### Instructions to follow
Show all lines from the records below in which the string "Access" is present.

### Data provided
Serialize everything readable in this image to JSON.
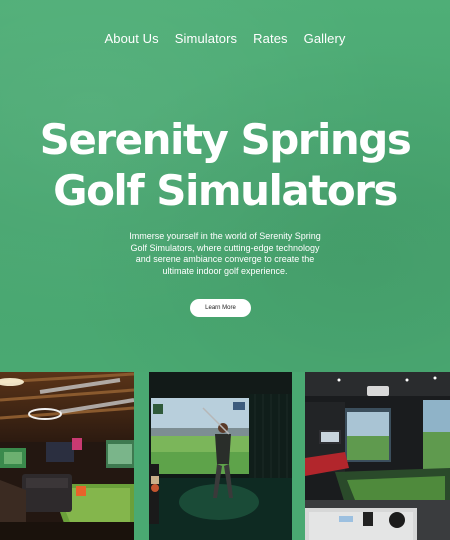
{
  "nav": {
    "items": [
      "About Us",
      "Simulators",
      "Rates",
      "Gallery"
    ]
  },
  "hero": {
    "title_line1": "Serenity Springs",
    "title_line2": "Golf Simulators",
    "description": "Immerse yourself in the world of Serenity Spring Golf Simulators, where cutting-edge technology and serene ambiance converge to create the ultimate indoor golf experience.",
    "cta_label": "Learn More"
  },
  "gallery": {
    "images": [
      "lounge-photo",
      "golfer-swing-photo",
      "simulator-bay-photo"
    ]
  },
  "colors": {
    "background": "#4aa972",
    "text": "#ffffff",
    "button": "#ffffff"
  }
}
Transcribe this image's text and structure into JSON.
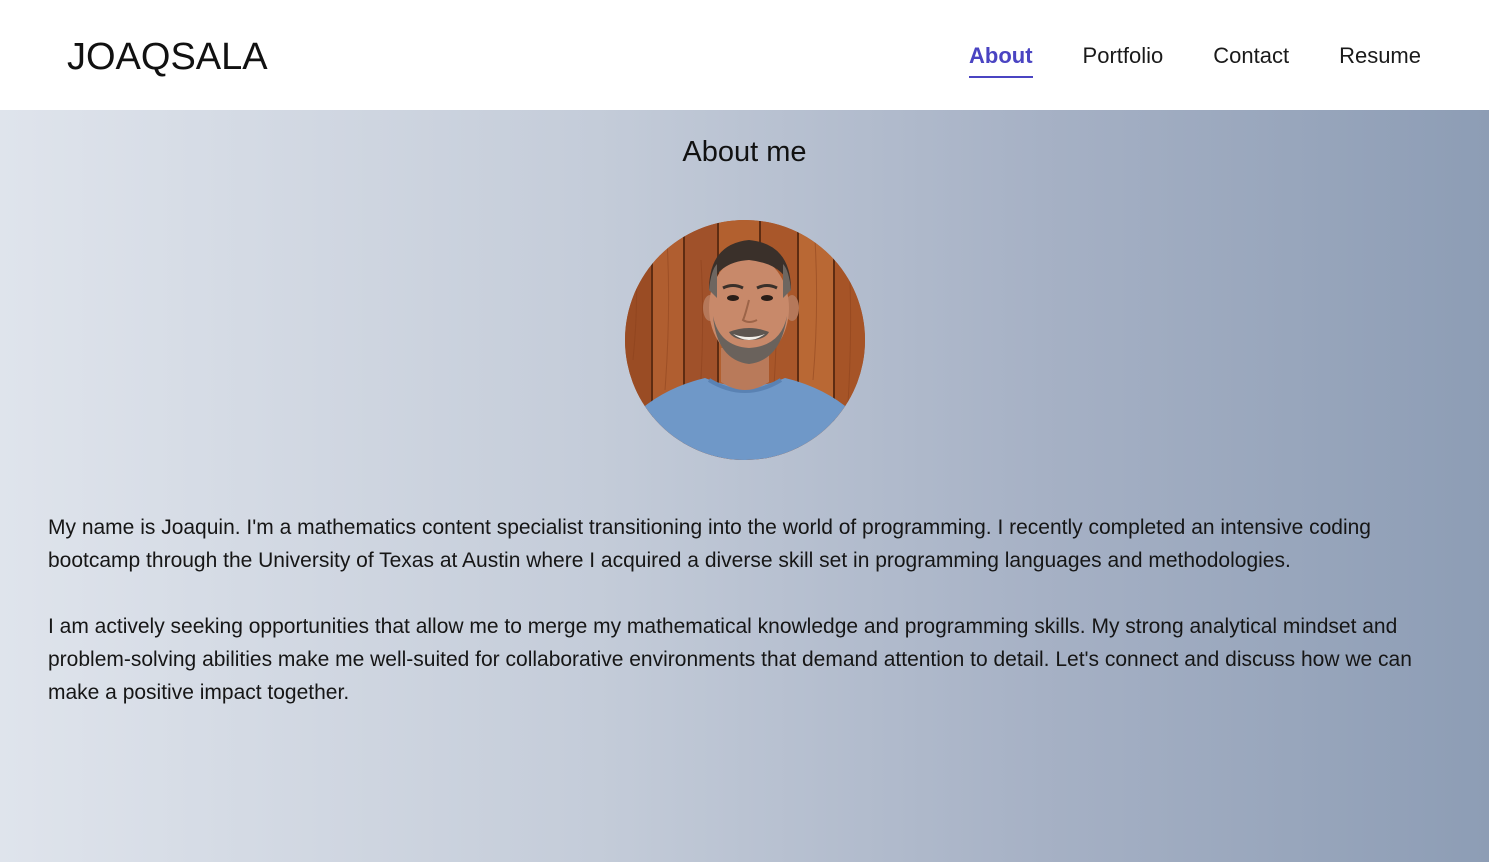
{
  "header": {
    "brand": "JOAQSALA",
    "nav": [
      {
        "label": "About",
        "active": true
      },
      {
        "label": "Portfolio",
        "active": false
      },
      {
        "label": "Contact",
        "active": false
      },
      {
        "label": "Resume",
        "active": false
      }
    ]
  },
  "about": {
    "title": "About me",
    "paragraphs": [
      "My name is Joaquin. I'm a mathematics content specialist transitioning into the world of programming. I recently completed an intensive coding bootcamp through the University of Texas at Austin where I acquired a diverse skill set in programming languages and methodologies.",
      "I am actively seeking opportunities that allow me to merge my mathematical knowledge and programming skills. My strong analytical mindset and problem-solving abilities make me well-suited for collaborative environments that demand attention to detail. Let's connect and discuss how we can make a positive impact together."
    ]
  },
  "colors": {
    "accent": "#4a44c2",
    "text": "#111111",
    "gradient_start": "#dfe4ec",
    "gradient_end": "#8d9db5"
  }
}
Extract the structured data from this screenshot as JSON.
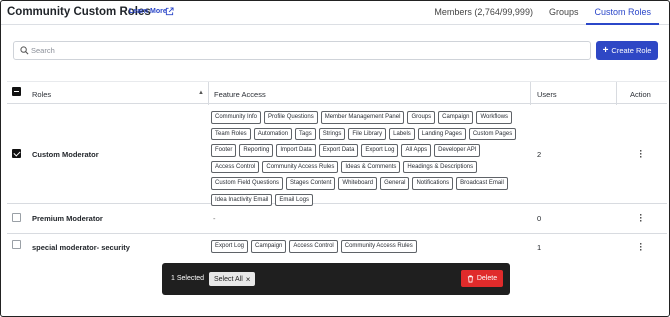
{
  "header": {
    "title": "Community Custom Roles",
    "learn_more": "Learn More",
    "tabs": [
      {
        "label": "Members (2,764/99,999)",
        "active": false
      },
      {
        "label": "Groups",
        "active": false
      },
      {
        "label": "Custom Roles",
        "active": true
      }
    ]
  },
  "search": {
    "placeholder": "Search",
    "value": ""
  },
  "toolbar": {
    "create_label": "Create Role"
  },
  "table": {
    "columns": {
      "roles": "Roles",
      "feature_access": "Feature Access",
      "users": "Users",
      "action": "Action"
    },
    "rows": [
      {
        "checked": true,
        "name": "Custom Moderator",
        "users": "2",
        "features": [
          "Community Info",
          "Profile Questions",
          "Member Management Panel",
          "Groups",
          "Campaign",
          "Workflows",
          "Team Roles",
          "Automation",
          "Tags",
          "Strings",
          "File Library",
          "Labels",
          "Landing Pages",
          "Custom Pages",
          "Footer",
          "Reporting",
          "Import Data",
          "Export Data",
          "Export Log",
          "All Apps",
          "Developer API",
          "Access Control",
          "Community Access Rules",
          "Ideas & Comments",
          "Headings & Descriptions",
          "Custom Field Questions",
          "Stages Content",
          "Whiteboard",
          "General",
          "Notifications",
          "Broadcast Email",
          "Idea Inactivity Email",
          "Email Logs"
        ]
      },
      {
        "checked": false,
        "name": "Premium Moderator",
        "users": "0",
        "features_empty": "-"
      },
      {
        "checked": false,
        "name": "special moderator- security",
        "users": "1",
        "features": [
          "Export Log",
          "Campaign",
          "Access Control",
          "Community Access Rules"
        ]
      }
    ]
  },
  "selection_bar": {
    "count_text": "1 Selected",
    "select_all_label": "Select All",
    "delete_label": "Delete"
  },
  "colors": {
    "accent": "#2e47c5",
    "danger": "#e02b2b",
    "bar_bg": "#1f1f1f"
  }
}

### Answer to this problem
      "feature_access": "Feature Access",
          "Access Control",
          "Community Access Rules",
          "Access Control",
          "Community Access Rules"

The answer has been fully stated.